Nothing new under the sun...Smart construction technologies are tried and tested
New discoveries can turn out to be old inventions, because there’s nothing new under the sun: when the Moroccan explorer Ibn Battuta wound up in Cordoba, Southern Spain, he marvelled at the quality of its public street lighting (“night had become day”…), and well he might wonder, because he had arrived in 1350 at a time when your average Londoner was still venturing out in the night with a flaming torch, dripping hot pitch.
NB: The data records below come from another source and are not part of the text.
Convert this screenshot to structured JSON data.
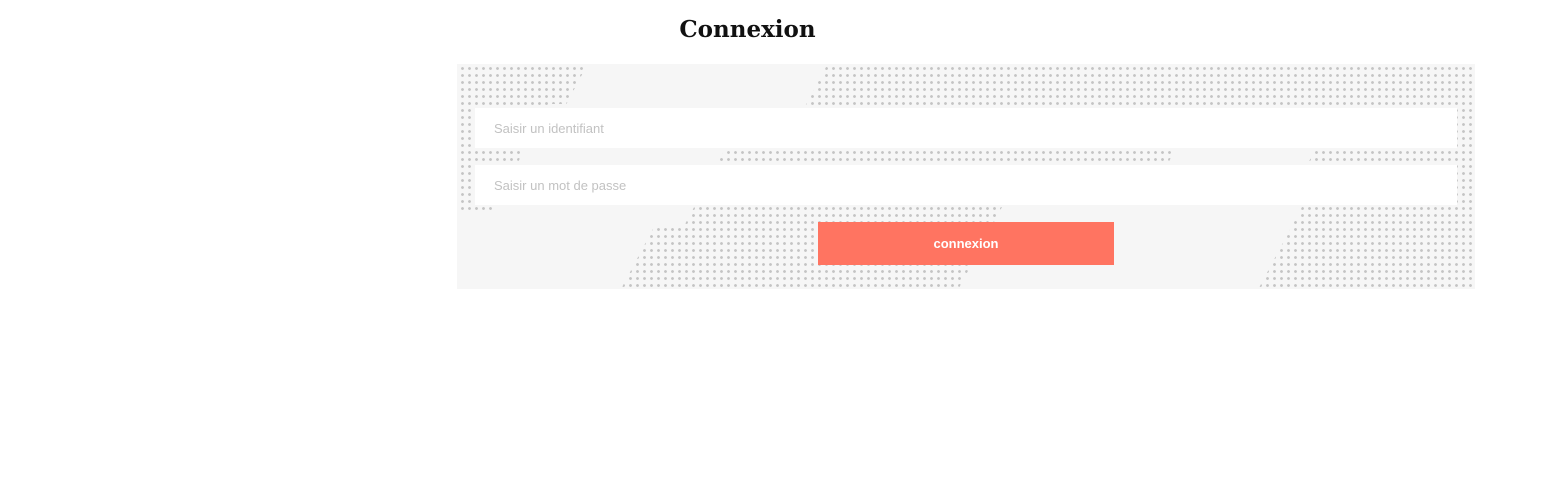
{
  "page": {
    "title": "Connexion"
  },
  "login_form": {
    "username_placeholder": "Saisir un identifiant",
    "password_placeholder": "Saisir un mot de passe",
    "submit_label": "connexion"
  },
  "colors": {
    "submit_button": "#ff7461",
    "panel_background": "#f6f6f6",
    "dot_pattern": "#c4c4c4",
    "placeholder_text": "#c2c2c2"
  }
}
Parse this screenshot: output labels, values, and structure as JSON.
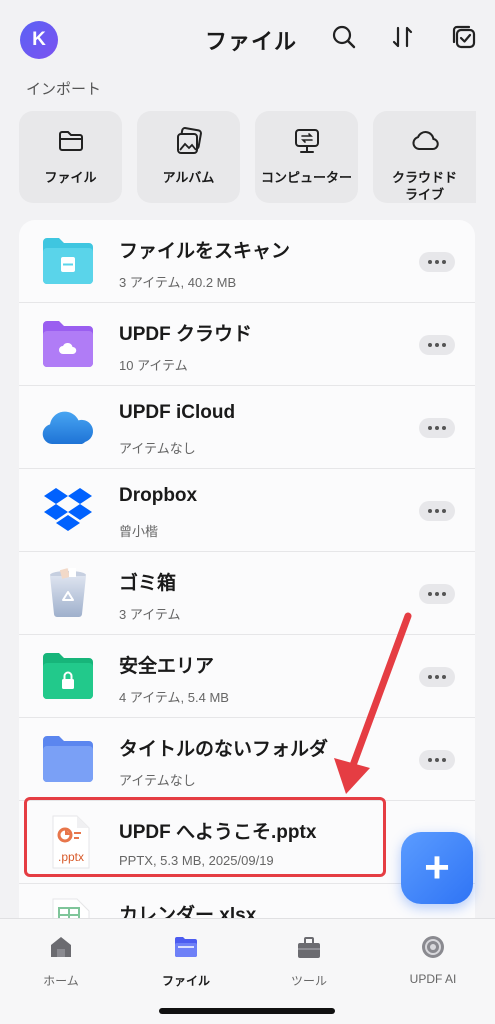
{
  "header": {
    "avatar_letter": "K",
    "title": "ファイル",
    "icons": [
      "search-icon",
      "sort-icon",
      "select-icon"
    ]
  },
  "import": {
    "section_label": "インポート",
    "tiles": [
      {
        "label": "ファイル",
        "icon": "folder-icon"
      },
      {
        "label": "アルバム",
        "icon": "album-icon"
      },
      {
        "label": "コンピューター",
        "icon": "computer-icon"
      },
      {
        "label": "クラウドドライブ",
        "icon": "cloud-icon"
      }
    ]
  },
  "files": [
    {
      "name": "ファイルをスキャン",
      "meta": "3 アイテム, 40.2 MB",
      "icon": "scan-folder-icon"
    },
    {
      "name": "UPDF クラウド",
      "meta": "10 アイテム",
      "icon": "updf-cloud-folder-icon"
    },
    {
      "name": "UPDF iCloud",
      "meta": "アイテムなし",
      "icon": "icloud-icon"
    },
    {
      "name": "Dropbox",
      "meta": "曾小楷",
      "icon": "dropbox-icon"
    },
    {
      "name": "ゴミ箱",
      "meta": "3 アイテム",
      "icon": "trash-icon"
    },
    {
      "name": "安全エリア",
      "meta": "4 アイテム, 5.4 MB",
      "icon": "secure-folder-icon"
    },
    {
      "name": "タイトルのないフォルダ",
      "meta": "アイテムなし",
      "icon": "folder-icon"
    },
    {
      "name": "UPDF へようこそ.pptx",
      "meta": "PPTX, 5.3 MB, 2025/09/19",
      "icon": "pptx-file-icon",
      "badge": ".pptx"
    },
    {
      "name": "カレンダー.xlsx",
      "meta": "",
      "icon": "xlsx-file-icon"
    }
  ],
  "fab_label": "+",
  "tabbar": [
    {
      "label": "ホーム",
      "icon": "home-icon"
    },
    {
      "label": "ファイル",
      "icon": "files-icon"
    },
    {
      "label": "ツール",
      "icon": "tools-icon"
    },
    {
      "label": "UPDF AI",
      "icon": "ai-icon"
    }
  ],
  "colors": {
    "accent": "#2f74f5",
    "highlight": "#e53d43",
    "avatar": "#5b62f5"
  }
}
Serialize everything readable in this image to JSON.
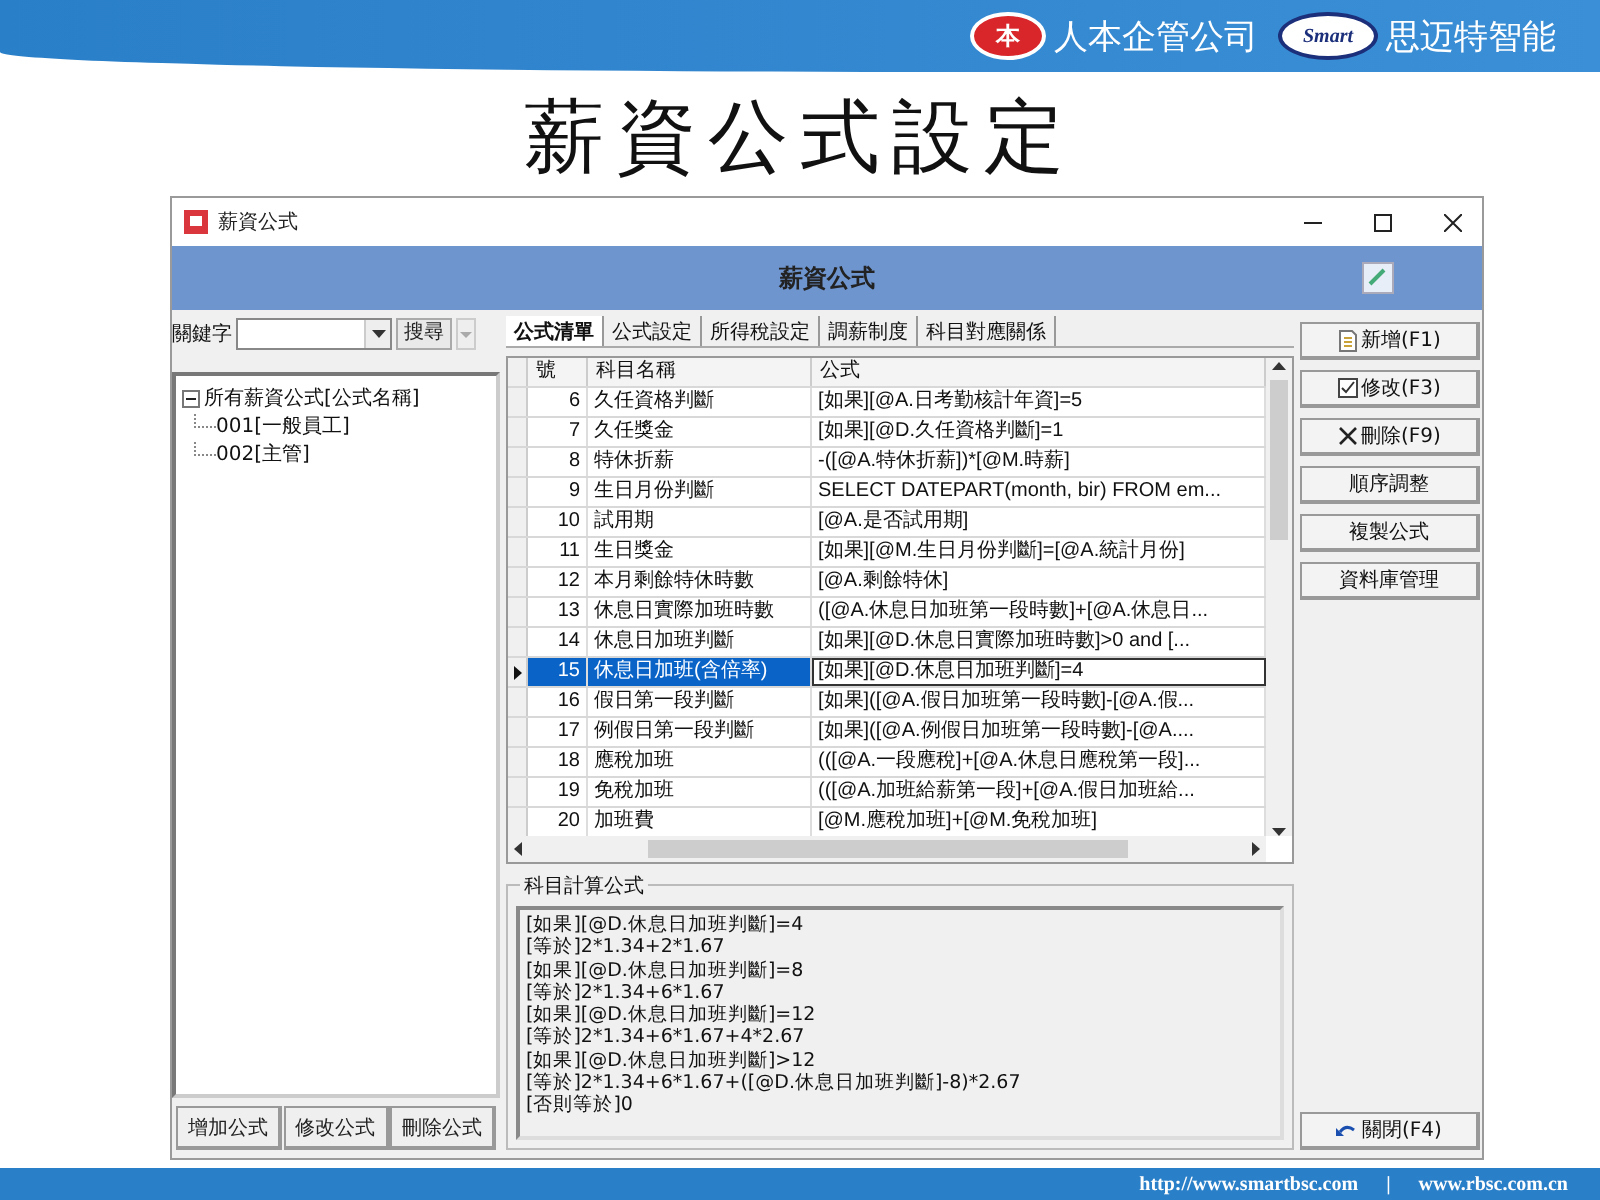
{
  "slide": {
    "logos": [
      {
        "mark": "本",
        "name": "人本企管公司",
        "kind": "round"
      },
      {
        "mark": "Smart",
        "name": "思迈特智能",
        "kind": "swoosh"
      }
    ],
    "title": "薪資公式設定",
    "footer": [
      "http://www.smartbsc.com",
      "|",
      "www.rbsc.com.cn"
    ]
  },
  "window": {
    "title": "薪資公式",
    "header": "薪資公式"
  },
  "search": {
    "label": "關鍵字",
    "button": "搜尋"
  },
  "tree": {
    "label": "所有薪資公式[公式名稱]",
    "expanded": true,
    "children": [
      {
        "label": "001[一般員工]"
      },
      {
        "label": "002[主管]"
      }
    ]
  },
  "left_buttons": [
    "增加公式",
    "修改公式",
    "刪除公式"
  ],
  "tabs": [
    {
      "label": "公式清單",
      "selected": true
    },
    {
      "label": "公式設定",
      "selected": false
    },
    {
      "label": "所得稅設定",
      "selected": false
    },
    {
      "label": "調薪制度",
      "selected": false
    },
    {
      "label": "科目對應關係",
      "selected": false
    }
  ],
  "table": {
    "columns": [
      "號",
      "科目名稱",
      "公式"
    ],
    "rows": [
      {
        "number": "6",
        "name": "久任資格判斷",
        "formula": "[如果][@A.日考勤核計年資]=5",
        "selected": false
      },
      {
        "number": "7",
        "name": "久任獎金",
        "formula": "[如果][@D.久任資格判斷]=1",
        "selected": false
      },
      {
        "number": "8",
        "name": "特休折薪",
        "formula": "-([@A.特休折薪])*[@M.時薪]",
        "selected": false
      },
      {
        "number": "9",
        "name": "生日月份判斷",
        "formula": "SELECT DATEPART(month, bir) FROM em...",
        "selected": false
      },
      {
        "number": "10",
        "name": "試用期",
        "formula": "[@A.是否試用期]",
        "selected": false
      },
      {
        "number": "11",
        "name": "生日獎金",
        "formula": "[如果][@M.生日月份判斷]=[@A.統計月份]",
        "selected": false
      },
      {
        "number": "12",
        "name": "本月剩餘特休時數",
        "formula": "[@A.剩餘特休]",
        "selected": false
      },
      {
        "number": "13",
        "name": "休息日實際加班時數",
        "formula": "([@A.休息日加班第一段時數]+[@A.休息日...",
        "selected": false
      },
      {
        "number": "14",
        "name": "休息日加班判斷",
        "formula": "[如果][@D.休息日實際加班時數]>0 and [...",
        "selected": false
      },
      {
        "number": "15",
        "name": "休息日加班(含倍率)",
        "formula": "[如果][@D.休息日加班判斷]=4",
        "selected": true
      },
      {
        "number": "16",
        "name": "假日第一段判斷",
        "formula": "[如果]([@A.假日加班第一段時數]-[@A.假...",
        "selected": false
      },
      {
        "number": "17",
        "name": "例假日第一段判斷",
        "formula": "[如果]([@A.例假日加班第一段時數]-[@A....",
        "selected": false
      },
      {
        "number": "18",
        "name": "應稅加班",
        "formula": "(([@A.一段應稅]+[@A.休息日應稅第一段]...",
        "selected": false
      },
      {
        "number": "19",
        "name": "免稅加班",
        "formula": "(([@A.加班給薪第一段]+[@A.假日加班給...",
        "selected": false
      },
      {
        "number": "20",
        "name": "加班費",
        "formula": "[@M.應稅加班]+[@M.免稅加班]",
        "selected": false
      }
    ]
  },
  "formula_box": {
    "title": "科目計算公式",
    "lines": [
      "[如果][@D.休息日加班判斷]=4",
      "[等於]2*1.34+2*1.67",
      "[如果][@D.休息日加班判斷]=8",
      "[等於]2*1.34+6*1.67",
      "[如果][@D.休息日加班判斷]=12",
      "[等於]2*1.34+6*1.67+4*2.67",
      "[如果][@D.休息日加班判斷]>12",
      "[等於]2*1.34+6*1.67+([@D.休息日加班判斷]-8)*2.67",
      "[否則等於]0"
    ]
  },
  "actions": [
    {
      "label": "新增(F1)",
      "kind": "new"
    },
    {
      "label": "修改(F3)",
      "kind": "edit"
    },
    {
      "label": "刪除(F9)",
      "kind": "delete"
    },
    {
      "label": "順序調整",
      "kind": "plain"
    },
    {
      "label": "複製公式",
      "kind": "plain"
    },
    {
      "label": "資料庫管理",
      "kind": "plain"
    },
    {
      "label": "關閉(F4)",
      "kind": "close"
    }
  ]
}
Indeed London didn’t have serviceable public lighting until 1807. And in the ninth century, Arabic scholars had laid the foundations for modern chemistry (Al-chemy) and mathematics (Al-gebra), only for them to be largely lost before being “rediscovered” and exported to Northern Europe three hundred years later: which is why your tax inspector can now check the figures on your return without taking his (or her) shoes and socks off. What we think of as cutting edge technologies so often have their roots deep in the past…and that applies to Modular Construction as well.
Take Samuel Payne for example…he spent his days fishing the waters off Nantucket Island in 1680, but like a lot of folk moving into a new area (he came from London, where the lights were still out), Mr Payne felt local housing conditions left a lot to be desired, so he boxed up the components of house from England, had it shipped over and put it together himself. Modular Construction was born…and it grew like topsy.
By the nineteenth century, with America rapidly expanding westwards in search of gold (amongst other things), more than five hundred pre-assembled homes were built in factories in New York and shipped across to California: creating the ready-made mining towns that still attract tourists in their droves. And of course, as we’ve had cause to note on this site before, England’s colonial entrepreneurs were also making a healthy business out of churches, schools and clubhouses: neatly packed into crates, and shipped to your local railhead…all you needed was a hammer, some nails, a plot of land and the patience to work through a three hundred page assembly manual.
By the time the new century had dawned, the EF Hodgson Company (in America…where else) was selling hundreds of thousands of modular homes to the continent’s burgeoning population: a market rapidly cornered by Sears Roebuck, which went on to greater things before being brought to its knees by COVID. But the real clue to progress lay in what EF Hodgson had spotted forty years earlier: a pressing need for quality, affordable homes, capable of being built quickly to meet the needs of an expanding demographic. And that need became still more pressing as the century wore on, with US soldiers returning from abroad and expecting to find homes fit for heroes to live in: modular construction fitted the bill to a tee.
So fast forward to today’s growing homelessness crisis, a crisis that’s spreading across the globe (www.shelter.org.uk), and you’ll find those same tried and tested technologies are needed more than ever before. After all, there’s nothing new under the sun…well, maybe something.
Something New Under the Sun
Modular homes are now much more environmentally friendly than ever, with a smaller carbon footprint and a unique capacity to fit in with the demands of the circular economy: when the building reaches the end of its useful life, components can be recycled and reused and cutting edge technologies mean the core cost platform is 66% less expensive too (www.aprao.com). That was something the EF Hodgson Company could only dream of.
Whether, of course, Samuel Payne would have approved of a McDonald's outlet being built (using modular technologies) in a record thirteen hours is quite a different matter: I doubt he’d even recognise a Big Mac, although the Filet “o” Fish could well be more up his street in Nantucket…
We constantly invent and reinvent our world: drawing on tried and tested technologies that are uniquely suited to addressing the needs of a fast changing planet. That’s why Modular Construction is not only effective, but also reliable. It worked in the past and it’s working again today…
Modulex Modular Buildings Plc (www.modulexglobal.com) is currently building the World’s largest Steel Modular Building Factory. It was established by Red Ribbon (www.redribbon.co) to harness the full potential of fast evolving technologies and deliver at pace to meet housing needs within global communities.